I’m a big Agatha Christie fan (as you may know). But while her Belgian detective gets a lot of limelight (including from award-winning director Kenneth Branagh) I’m increasingly obsessed with her unassuming village spinster Jane Marple. A woman underestimated by many, her keen wisdom about human nature inevitably uncovers the truth. I love her for many reasons, not least for the message (like Father Brown‘s) that kindness, humility, and observant social skills are just as powerful as Poirot’s ego and famed ‘little grey cells’. Miss Marple is also a fantastic role model for self-acceptance: she knows people see her as a doddering old woman, but she’s OK with that; she knows her limits and her abilities and lets them speak for themselves. If you haven’t tried a Miss Marple book before – I highly recommend it! Here are three of my favorite Marple reads to get you started:
In The Moving Finger, the narrator is Jerry, a man recovering from a plane accident. He and his sister come to stay in the town of Lymstock just as a rash of odd poison pen letters starts sweeping the community. The police start methodically searching for the sender, but not before someone dies. When another death follows, the vicar’s wife sends for an expert to help: Jane Marple. This is a fun read because Jerry, while a sympathetic and enjoyable narrator, is slightly oblivious both to the truth of the letters and his own feelings, which lets the wisdom of women shine – not only Miss Marple but also Jerry’s sister Joanna and the vicar’s wife, among others.
4.50 From Paddington is another classic story of women’s intelligence being overlooked. First, Elspeth McGillicuddy happens to see a woman being murdered on a passing train – but no one believes her. Everyone thinks she’s a vaguely hysterical old woman who’s seeing things. So she goes to her friend Jane Marple and tells her the story. Miss Marple believes her but knows no one else will, especially since they can’t find a body. So she hires Lucy Eylesbarrow, a powerhouse of domestic help, to work at a house near the scene and scout around. Sure enough, she finds it, and it’s up to Lucy and Miss Marple to help the police figure out who she is, and why she’d be murdered on a train and hidden on the grounds of the Crackenthorpe mansion.
In The Mirror Crack’d Miss Marple is called in after a reception welcoming famous actress Marina Gregg to her village.

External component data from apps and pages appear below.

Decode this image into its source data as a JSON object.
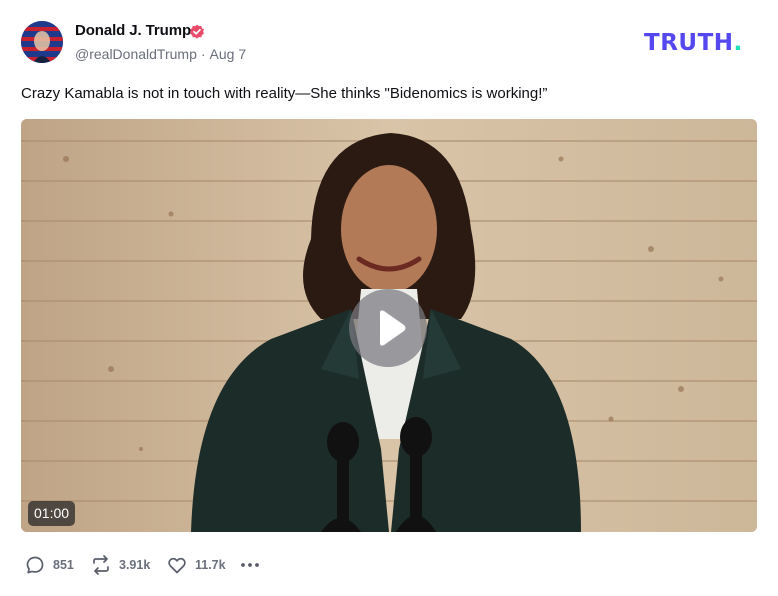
{
  "author": {
    "name": "Donald J. Trump",
    "handle": "@realDonaldTrump",
    "separator": "·",
    "date": "Aug 7",
    "verified": true
  },
  "brand": {
    "name": "TRUTH",
    "dot": ".",
    "color": "#5448ee",
    "dot_color": "#1ee0b6"
  },
  "post": {
    "text": "Crazy Kamabla is not in touch with reality—She thinks \"Bidenomics is working!”"
  },
  "video": {
    "duration": "01:00",
    "play_icon": "play-icon"
  },
  "actions": {
    "replies": "851",
    "retruths": "3.91k",
    "likes": "11.7k",
    "icons": [
      "reply-icon",
      "retruth-icon",
      "like-icon",
      "more-icon"
    ]
  }
}
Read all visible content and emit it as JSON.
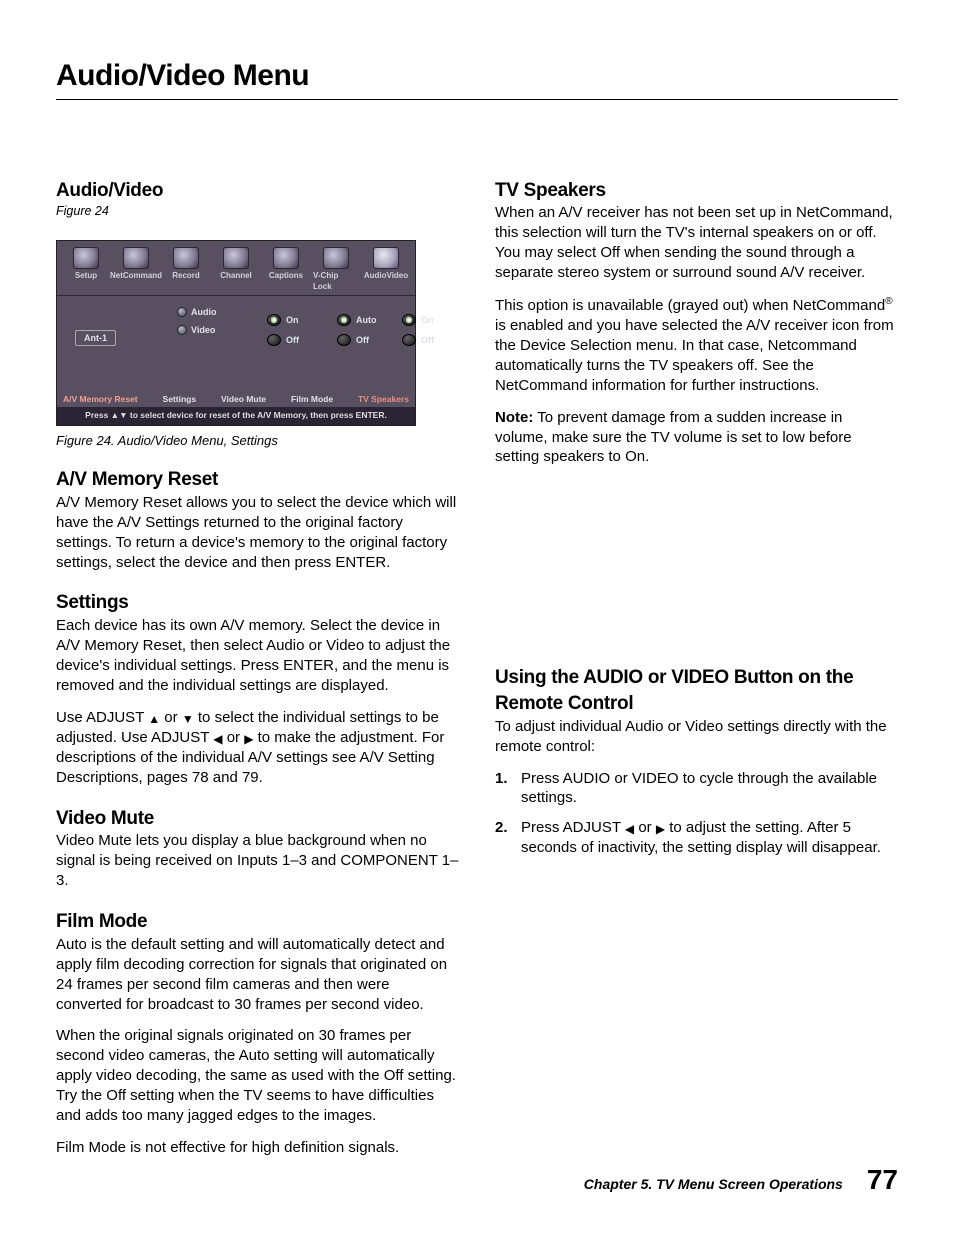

Famous for both her films and her dramatic personal life (including desperation to have a child), her move to St. Mary Mead is a source of wild excitement in town – hence the welcoming party. Suddenly disaster strikes – a local nuisance and blabbermouth collapses after drinking a poisoned cocktail. Everyone assumes the actress was the real target, but when her friend tells her the story Miss Marple isn’t so sure. As more people die and the stakes get higher it’s up to Miss Marple to dig into Marina’s past to figure out the truth.